* WHAT THE TASK ASKS
All of the entries below are to be repeated word for word.

****************

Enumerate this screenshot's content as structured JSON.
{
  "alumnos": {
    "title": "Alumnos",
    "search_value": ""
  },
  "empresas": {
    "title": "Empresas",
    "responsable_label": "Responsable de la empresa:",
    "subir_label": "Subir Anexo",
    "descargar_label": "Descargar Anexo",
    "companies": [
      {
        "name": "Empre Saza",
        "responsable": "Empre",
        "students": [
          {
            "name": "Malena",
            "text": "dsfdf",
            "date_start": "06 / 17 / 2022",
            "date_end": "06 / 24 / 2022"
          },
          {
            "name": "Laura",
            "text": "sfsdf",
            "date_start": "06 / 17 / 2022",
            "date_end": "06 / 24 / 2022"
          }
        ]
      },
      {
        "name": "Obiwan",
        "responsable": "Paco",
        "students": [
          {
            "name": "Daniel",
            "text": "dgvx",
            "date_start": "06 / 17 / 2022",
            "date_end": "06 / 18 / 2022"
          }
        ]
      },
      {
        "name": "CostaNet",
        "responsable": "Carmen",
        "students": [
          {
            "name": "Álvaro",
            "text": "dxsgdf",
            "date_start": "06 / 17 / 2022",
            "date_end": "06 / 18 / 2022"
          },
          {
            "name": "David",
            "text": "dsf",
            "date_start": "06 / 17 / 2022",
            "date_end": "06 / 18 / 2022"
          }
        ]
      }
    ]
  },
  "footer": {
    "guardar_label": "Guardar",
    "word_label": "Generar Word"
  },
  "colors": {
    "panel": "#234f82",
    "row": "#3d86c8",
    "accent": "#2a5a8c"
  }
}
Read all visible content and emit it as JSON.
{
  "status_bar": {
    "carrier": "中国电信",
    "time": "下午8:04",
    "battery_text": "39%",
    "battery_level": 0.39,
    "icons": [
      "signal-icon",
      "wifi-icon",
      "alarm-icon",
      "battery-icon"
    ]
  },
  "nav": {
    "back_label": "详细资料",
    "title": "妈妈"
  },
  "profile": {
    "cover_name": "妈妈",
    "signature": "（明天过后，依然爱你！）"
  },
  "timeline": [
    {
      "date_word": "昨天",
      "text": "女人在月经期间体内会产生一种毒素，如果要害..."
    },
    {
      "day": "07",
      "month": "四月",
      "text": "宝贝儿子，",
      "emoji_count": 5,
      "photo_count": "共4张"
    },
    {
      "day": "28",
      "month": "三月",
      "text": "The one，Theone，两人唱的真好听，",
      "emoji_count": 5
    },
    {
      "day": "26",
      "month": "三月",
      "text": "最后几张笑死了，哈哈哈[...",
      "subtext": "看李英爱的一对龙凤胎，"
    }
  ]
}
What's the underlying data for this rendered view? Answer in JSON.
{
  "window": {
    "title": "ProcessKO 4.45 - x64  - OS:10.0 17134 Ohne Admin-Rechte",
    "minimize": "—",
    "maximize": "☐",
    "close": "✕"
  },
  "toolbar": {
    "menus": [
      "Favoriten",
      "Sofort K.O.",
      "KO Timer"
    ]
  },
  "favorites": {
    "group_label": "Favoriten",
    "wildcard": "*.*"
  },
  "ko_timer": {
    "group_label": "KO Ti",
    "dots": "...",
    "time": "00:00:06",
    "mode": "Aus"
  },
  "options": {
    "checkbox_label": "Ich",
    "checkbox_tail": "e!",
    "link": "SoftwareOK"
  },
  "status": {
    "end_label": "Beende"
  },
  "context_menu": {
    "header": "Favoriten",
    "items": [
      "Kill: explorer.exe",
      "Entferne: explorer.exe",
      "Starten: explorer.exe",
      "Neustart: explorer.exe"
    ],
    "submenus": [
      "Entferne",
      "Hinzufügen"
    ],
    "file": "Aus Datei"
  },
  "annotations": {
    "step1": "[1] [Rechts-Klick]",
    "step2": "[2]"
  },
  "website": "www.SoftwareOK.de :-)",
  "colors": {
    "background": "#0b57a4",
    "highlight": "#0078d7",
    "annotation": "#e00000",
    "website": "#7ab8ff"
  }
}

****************

* EXERCISE RESPONSE
Enumerate this screenshot's content as structured JSON.
{
  "alumnos": {
    "title": "Alumnos",
    "search_value": ""
  },
  "empresas": {
    "title": "Empresas",
    "responsable_label": "Responsable de la empresa:",
    "subir_label": "Subir Anexo",
    "descargar_label": "Descargar Anexo",
    "companies": [
      {
        "name": "Empre Saza",
        "responsable": "Empre",
        "students": [
          {
            "name": "Malena",
            "text": "dsfdf",
            "date_start": "06 / 17 / 2022",
            "date_end": "06 / 24 / 2022"
          },
          {
            "name": "Laura",
            "text": "sfsdf",
            "date_start": "06 / 17 / 2022",
            "date_end": "06 / 24 / 2022"
          }
        ]
      },
      {
        "name": "Obiwan",
        "responsable": "Paco",
        "students": [
          {
            "name": "Daniel",
            "text": "dgvx",
            "date_start": "06 / 17 / 2022",
            "date_end": "06 / 18 / 2022"
          }
        ]
      },
      {
        "name": "CostaNet",
        "responsable": "Carmen",
        "students": [
          {
            "name": "Álvaro",
            "text": "dxsgdf",
            "date_start": "06 / 17 / 2022",
            "date_end": "06 / 18 / 2022"
          },
          {
            "name": "David",
            "text": "dsf",
            "date_start": "06 / 17 / 2022",
            "date_end": "06 / 18 / 2022"
          }
        ]
      }
    ]
  },
  "footer": {
    "guardar_label": "Guardar",
    "word_label": "Generar Word"
  },
  "colors": {
    "panel": "#234f82",
    "row": "#3d86c8",
    "accent": "#2a5a8c"
  }
}
Read all visible content and emit it as JSON.
{
  "status_bar": {
    "carrier": "中国电信",
    "time": "下午8:04",
    "battery_text": "39%",
    "battery_level": 0.39,
    "icons": [
      "signal-icon",
      "wifi-icon",
      "alarm-icon",
      "battery-icon"
    ]
  },
  "nav": {
    "back_label": "详细资料",
    "title": "妈妈"
  },
  "profile": {
    "cover_name": "妈妈",
    "signature": "（明天过后，依然爱你！）"
  },
  "timeline": [
    {
      "date_word": "昨天",
      "text": "女人在月经期间体内会产生一种毒素，如果要害..."
    },
    {
      "day": "07",
      "month": "四月",
      "text": "宝贝儿子，",
      "emoji_count": 5,
      "photo_count": "共4张"
    },
    {
      "day": "28",
      "month": "三月",
      "text": "The one，Theone，两人唱的真好听，",
      "emoji_count": 5
    },
    {
      "day": "26",
      "month": "三月",
      "text": "最后几张笑死了，哈哈哈[...",
      "subtext": "看李英爱的一对龙凤胎，"
    }
  ]
}
What's the underlying data for this rendered view? Answer in JSON.
{
  "window": {
    "title": "ProcessKO 4.45 - x64  - OS:10.0 17134 Ohne Admin-Rechte",
    "minimize": "—",
    "maximize": "☐",
    "close": "✕"
  },
  "toolbar": {
    "menus": [
      "Favoriten",
      "Sofort K.O.",
      "KO Timer"
    ]
  },
  "favorites": {
    "group_label": "Favoriten",
    "wildcard": "*.*"
  },
  "ko_timer": {
    "group_label": "KO Ti",
    "dots": "...",
    "time": "00:00:06",
    "mode": "Aus"
  },
  "options": {
    "checkbox_label": "Ich",
    "checkbox_tail": "e!",
    "link": "SoftwareOK"
  },
  "status": {
    "end_label": "Beende"
  },
  "context_menu": {
    "header": "Favoriten",
    "items": [
      "Kill: explorer.exe",
      "Entferne: explorer.exe",
      "Starten: explorer.exe",
      "Neustart: explorer.exe"
    ],
    "submenus": [
      "Entferne",
      "Hinzufügen"
    ],
    "file": "Aus Datei"
  },
  "annotations": {
    "step1": "[1] [Rechts-Klick]",
    "step2": "[2]"
  },
  "website": "www.SoftwareOK.de :-)",
  "colors": {
    "background": "#0b57a4",
    "highlight": "#0078d7",
    "annotation": "#e00000",
    "website": "#7ab8ff"
  }
}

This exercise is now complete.